However, having a bartending background is really great as well because you see things slightly differently and you sort of understand how bartender’s going to react when they pick up a bottle. Whether it’s how they’re using it, how they’re going to sell it – it’s an interesting bit of insight. I’m wouldn’t necessarily say it’s better than any other way, but there are some people who are coming into the industry who were, let’s say they were insurance brokers, and then they start to make gins. From my perspective, I’ve got the lead on that, just because I know the industry and I’ve worked in it for years. I’ve also got a place in the market as well. It’s always easier to sell a product when you’ve got a route to market.
What has the reaction to Mr. Kamm’s Gin been like?
The general reaction has been great; I’ve had some good feedback. Mr. Kamm & Sons is quite distinctive and it’s not for everyone, but I like the fact that it polarises. Not that anyone has said that they hate it – they probably wouldn’t tell me to my face! But lots of people have spoken to me and said they love the gin and think it’s great. I’m pleased that there is an audience for it!
What’s next for Kamm & Sons?

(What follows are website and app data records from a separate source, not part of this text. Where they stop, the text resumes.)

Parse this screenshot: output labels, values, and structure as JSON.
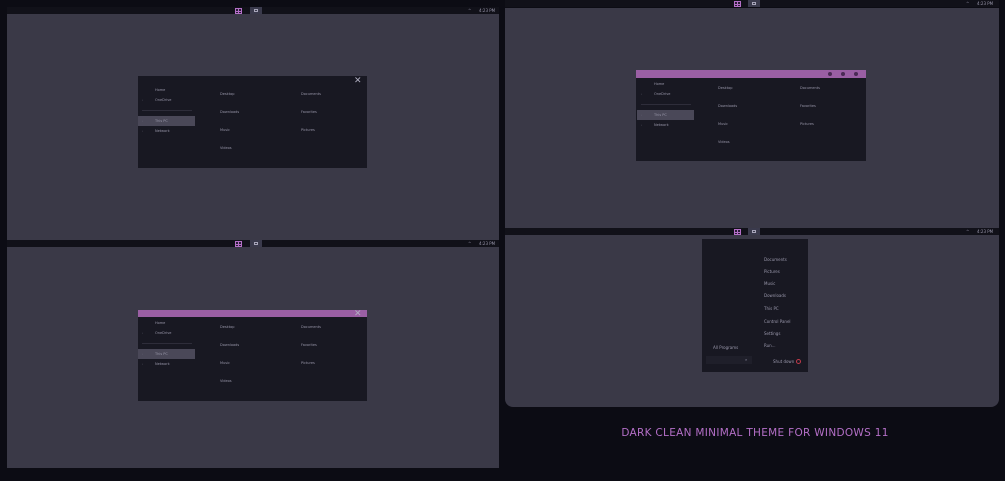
{
  "taskbar": {
    "clock": "4:23 PM",
    "tray_chevron": "^"
  },
  "explorer": {
    "close_glyph": "✕",
    "nav": [
      "Home",
      "OneDrive",
      "This PC",
      "Network"
    ],
    "folders": [
      "Desktop",
      "Documents",
      "Downloads",
      "Favorites",
      "Music",
      "Pictures",
      "Videos"
    ]
  },
  "start_menu": {
    "items": [
      "Documents",
      "Pictures",
      "Music",
      "Downloads",
      "This PC",
      "Control Panel",
      "Settings",
      "Run..."
    ],
    "all_programs": "All Programs",
    "shut_down": "Shut down"
  },
  "headline": "DARK CLEAN MINIMAL THEME FOR WINDOWS 11",
  "colors": {
    "accent": "#b46fc7",
    "titlebar": "#9a5fa4",
    "window_bg": "#181822",
    "desktop_bg": "#3a3947"
  }
}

I’m not one for having a core brand and then bringing out a lot of different variants; I don’t really want to get into that as it isn’t for me. I have other ideas for different products, but it’s going to be different brands. Maybe I will do a stronger version of Mr. Kamm’s Gin, but my other ideas involve new products and different brands – but I can’t talk about it yet. It’s early days but basically just a few ideas in incubation should we say…
Finally, what Mr. Kamm’s cocktail do you like to serve the most?
It would be tricky to not make a gin and tonic – I know that it’s pretty boring, but it’s really tasty in a G&T… After that, I would say a Negroni, because it’s just awesome. But with Campari, not with Kamm & Sons! People always expect me to make a Kamm’s Negroni with Kamm & Sons but I also think that the Negroni is a Campari drink, so that’s the bitters that you should use with it. My recipe for the Kamm & Sons Negroni is 25ml Mr. Kamm’s Gin, 25ml Campari and 25ml sweet vermouth, which is poured over ice and garnished with orange zest.